  • biomonitoring;
  • causal mechanisms;
  • indicator species;
  • species traits;
  • water framework directive

Summary

  • 1
    Effective environmental management requires a sound understanding of the causal mechanisms underlying the relationship of species with their environment. Mechanistic explanations linking species and environment are ultimately based on species traits. Many tools for ecological assessment and biomonitoring lack such explanations. Elsewhere, we have defined life-history strategies, based on the interrelations between species traits and their functional implications.
  • 2
    This study tests the hypothesis that life-history strategies represent different solutions to particular ecological problems, thus connecting species and their environment through species traits. Data on aquatic macroinvertebrates in a variety of waterbodies were analysed in terms of life-history strategies. These waterbodies differed in environmental conditions and macroinvertebrate assemblages. Solutions to the ecological problems present in each type of water body were expected to be reflected in the abundance of (species exhibiting) different life-history strategies.
  • 3
    Results show clear differences in strategy composition between the different water types, which could be related to the prevailing environmental conditions through mechanistic explanations. For example, species with a long period of juvenile development and a synchronized emergence of short-lived adults were most dominant in large mesotrophic waterbodies with stable and predictable environmental conditions. In contrast, species that have a rapid development and spread successive reproduction attempts over a longer time period were most abundant in waterbodies with fluctuating and less predictable environmental conditions.
  • 4
    Differences in strategy composition provide insight into the prevailing environmental conditions related to temporal predictability, and habitat favourability, from the perspective of the species themselves.
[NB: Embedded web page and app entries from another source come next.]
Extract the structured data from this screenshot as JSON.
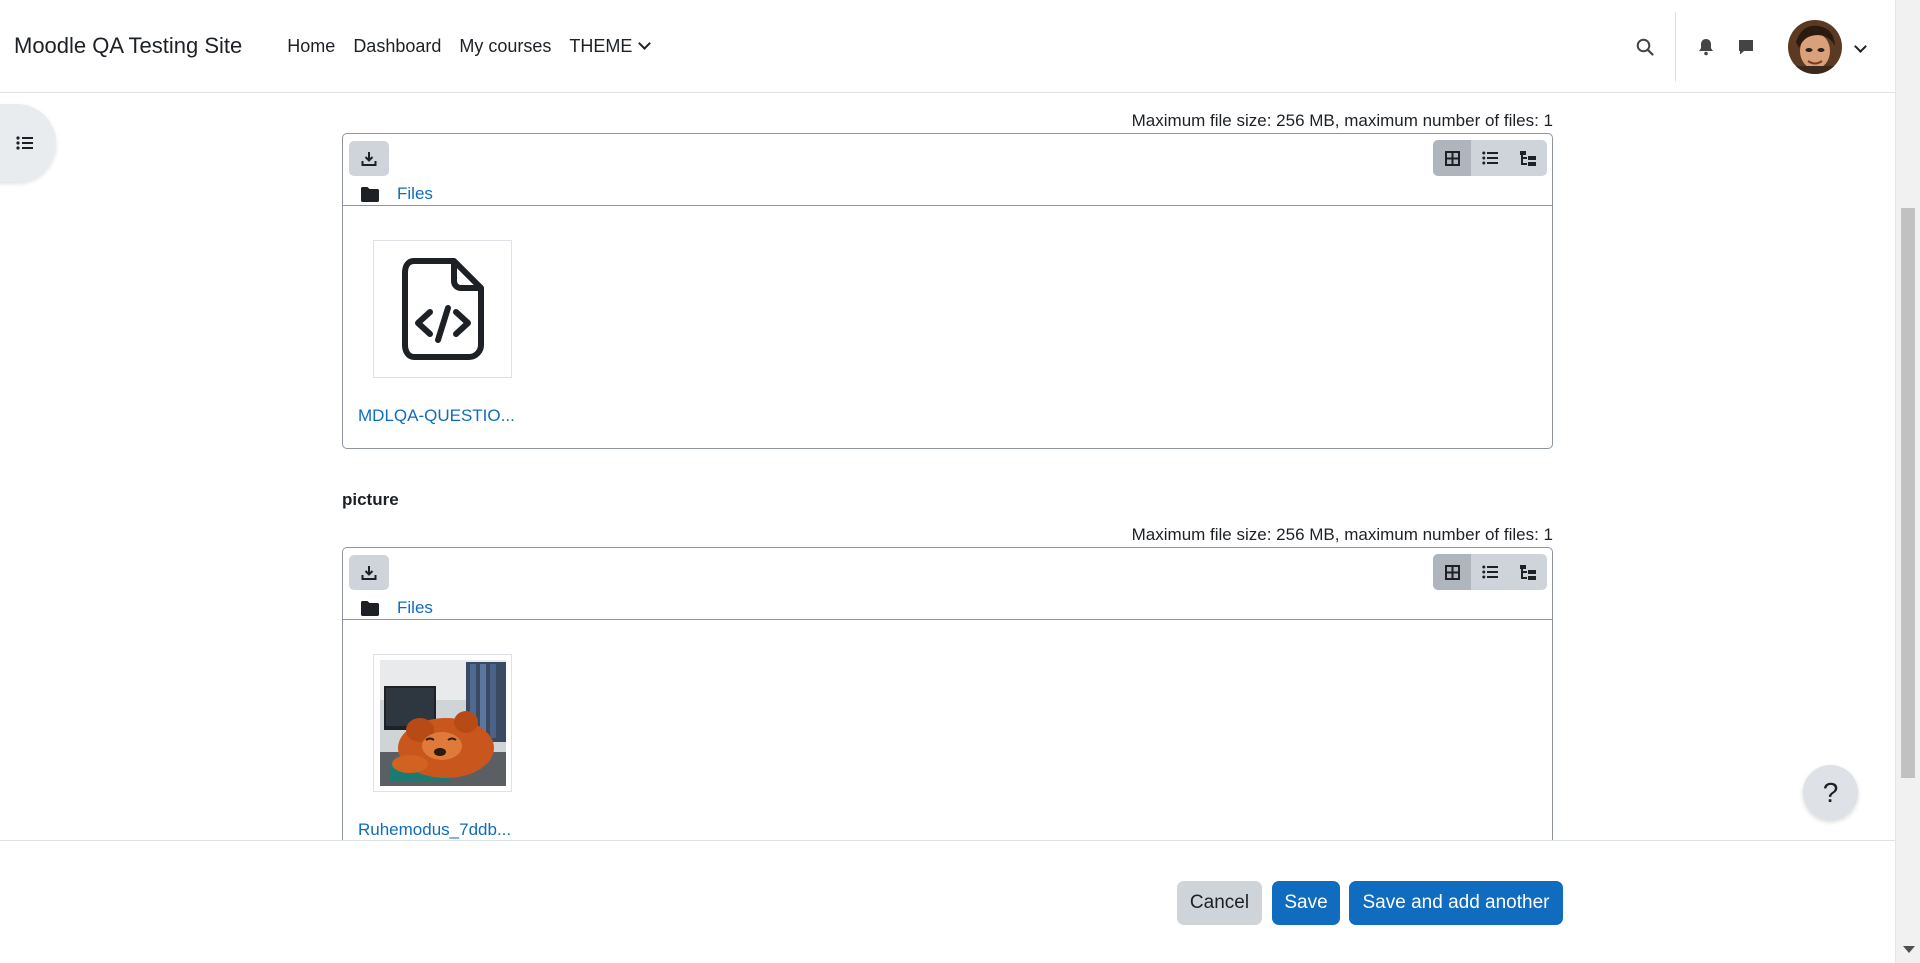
{
  "navbar": {
    "brand": "Moodle QA Testing Site",
    "links": [
      "Home",
      "Dashboard",
      "My courses",
      "THEME"
    ]
  },
  "filemanagers": [
    {
      "max_info": "Maximum file size: 256 MB, maximum number of files: 1",
      "path_label": "Files",
      "file_name": "MDLQA-QUESTIO...",
      "file_icon": "code-file-icon"
    },
    {
      "label": "picture",
      "max_info": "Maximum file size: 256 MB, maximum number of files: 1",
      "path_label": "Files",
      "file_name": "Ruhemodus_7ddb...",
      "file_icon": "image-thumbnail"
    }
  ],
  "footer": {
    "cancel": "Cancel",
    "save": "Save",
    "save_add": "Save and add another"
  },
  "help": "?",
  "colors": {
    "link": "#0f6cbf",
    "primary": "#0f6cbf",
    "secondary": "#ced4da"
  }
}
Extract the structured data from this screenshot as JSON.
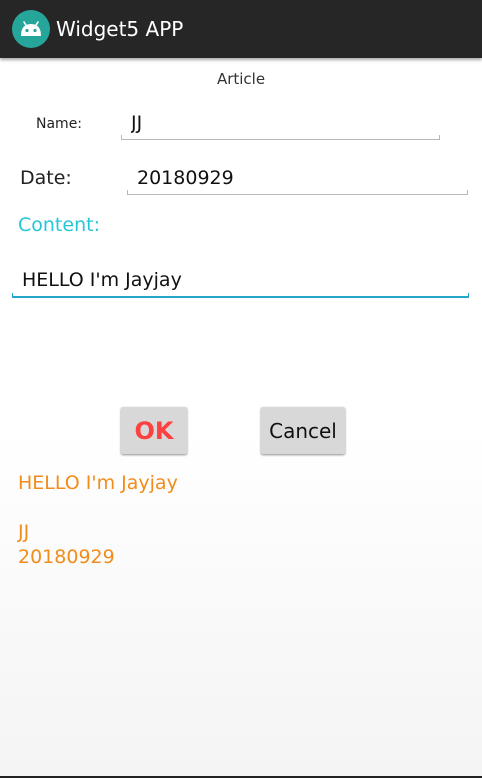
{
  "app": {
    "title": "Widget5 APP",
    "icon": "android-icon",
    "bar_color": "#262626",
    "icon_color": "#26a69a"
  },
  "form": {
    "heading": "Article",
    "name_label": "Name:",
    "name_value": "JJ",
    "date_label": "Date:",
    "date_value": "20180929",
    "content_label": "Content:",
    "content_value": "HELLO I'm Jayjay",
    "accent_color": "#26c6da"
  },
  "buttons": {
    "ok_label": "OK",
    "ok_color": "#ff4040",
    "cancel_label": "Cancel"
  },
  "output": {
    "content": "HELLO I'm Jayjay",
    "name": "JJ",
    "date": "20180929",
    "color": "#f28c1a"
  }
}
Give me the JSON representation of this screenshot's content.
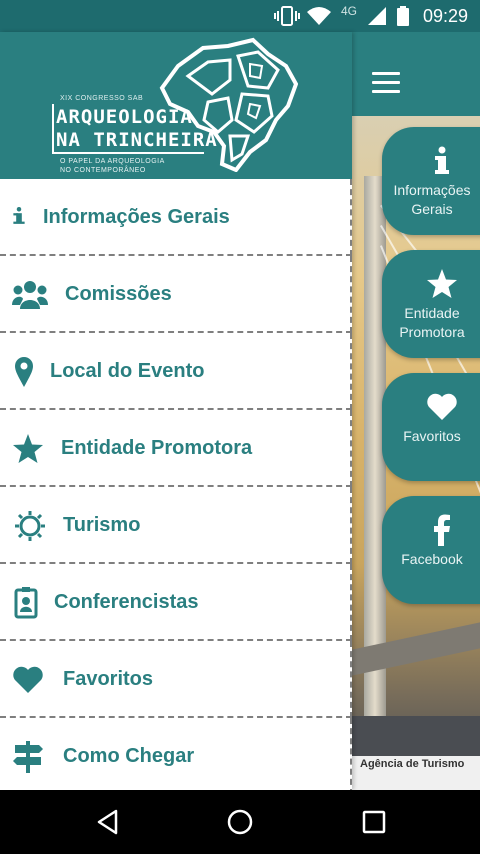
{
  "status_bar": {
    "network": "4G",
    "time": "09:29",
    "icons": [
      "vibrate-icon",
      "wifi-icon",
      "signal-icon",
      "battery-icon"
    ]
  },
  "drawer": {
    "header": {
      "congress": "XIX CONGRESSO SAB",
      "title_line1": "ARQUEOLOGIA",
      "title_line2": "NA TRINCHEIRA",
      "subtitle_line1": "O PAPEL DA ARQUEOLOGIA",
      "subtitle_line2": "NO CONTEMPORÂNEO"
    },
    "items": [
      {
        "label": "Informações Gerais",
        "icon": "info-icon"
      },
      {
        "label": "Comissões",
        "icon": "users-icon"
      },
      {
        "label": "Local do Evento",
        "icon": "map-pin-icon"
      },
      {
        "label": "Entidade Promotora",
        "icon": "star-icon"
      },
      {
        "label": "Turismo",
        "icon": "sun-icon"
      },
      {
        "label": "Conferencistas",
        "icon": "id-badge-icon"
      },
      {
        "label": "Favoritos",
        "icon": "heart-icon"
      },
      {
        "label": "Como Chegar",
        "icon": "signpost-icon"
      }
    ]
  },
  "main": {
    "fabs": [
      {
        "label": "Informações Gerais",
        "icon": "info-icon"
      },
      {
        "label": "Entidade Promotora",
        "icon": "star-icon"
      },
      {
        "label": "Favoritos",
        "icon": "heart-icon"
      },
      {
        "label": "Facebook",
        "icon": "facebook-icon"
      }
    ],
    "caption": "Agência de Turismo"
  },
  "colors": {
    "primary": "#2a7f80",
    "status_bar": "#1e6b6e",
    "nav_bar": "#000000",
    "divider": "#7f7f7f"
  }
}
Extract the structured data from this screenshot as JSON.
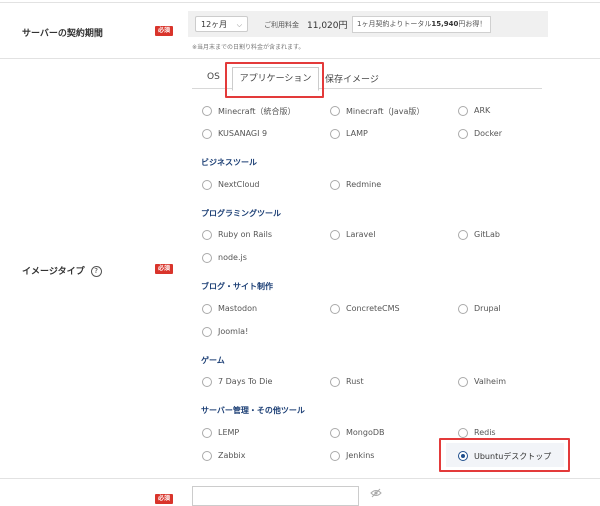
{
  "contract": {
    "label": "サーバーの契約期間",
    "required": "必須",
    "term": "12ヶ月",
    "fee_label": "ご利用料金",
    "fee_amount": "11,020円",
    "discount_pre": "1ヶ月契約よりトータル",
    "discount_amount": "15,940",
    "discount_post": "円お得！",
    "note": "※当月末までの日割り料金が含まれます。"
  },
  "image_type": {
    "label": "イメージタイプ",
    "help": "?",
    "required": "必須"
  },
  "tabs": [
    "OS",
    "アプリケーション",
    "保存イメージ"
  ],
  "apps": {
    "games_top": [
      "Minecraft（統合版）",
      "Minecraft（Java版）",
      "ARK",
      "KUSANAGI 9",
      "LAMP",
      "Docker"
    ],
    "business_title": "ビジネスツール",
    "business": [
      "NextCloud",
      "Redmine"
    ],
    "programming_title": "プログラミングツール",
    "programming": [
      "Ruby on Rails",
      "Laravel",
      "GitLab",
      "node.js"
    ],
    "blog_title": "ブログ・サイト制作",
    "blog": [
      "Mastodon",
      "ConcreteCMS",
      "Drupal",
      "Joomla!"
    ],
    "game_title": "ゲーム",
    "game": [
      "7 Days To Die",
      "Rust",
      "Valheim"
    ],
    "server_title": "サーバー管理・その他ツール",
    "server": [
      "LEMP",
      "MongoDB",
      "Redis",
      "Zabbix",
      "Jenkins",
      "Ubuntuデスクトップ"
    ]
  },
  "selected": "Ubuntuデスクトップ",
  "bottom_required": "必須",
  "colors": {
    "accent": "#e33a3a",
    "required": "#d9342b",
    "category": "#1c3f75"
  }
}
By reducing diverse species assemblages to a small number of strategies, representing easily interpretable relationships, this approach may be useful in environmental quality assessment programmes, including those required by the European Water Framework Directive. Based on mechanistic explanations, life-history strategies may generate testable predictions and guide future research. Further research may focus on expanding life-history strategies to include other species groups and ecosystems.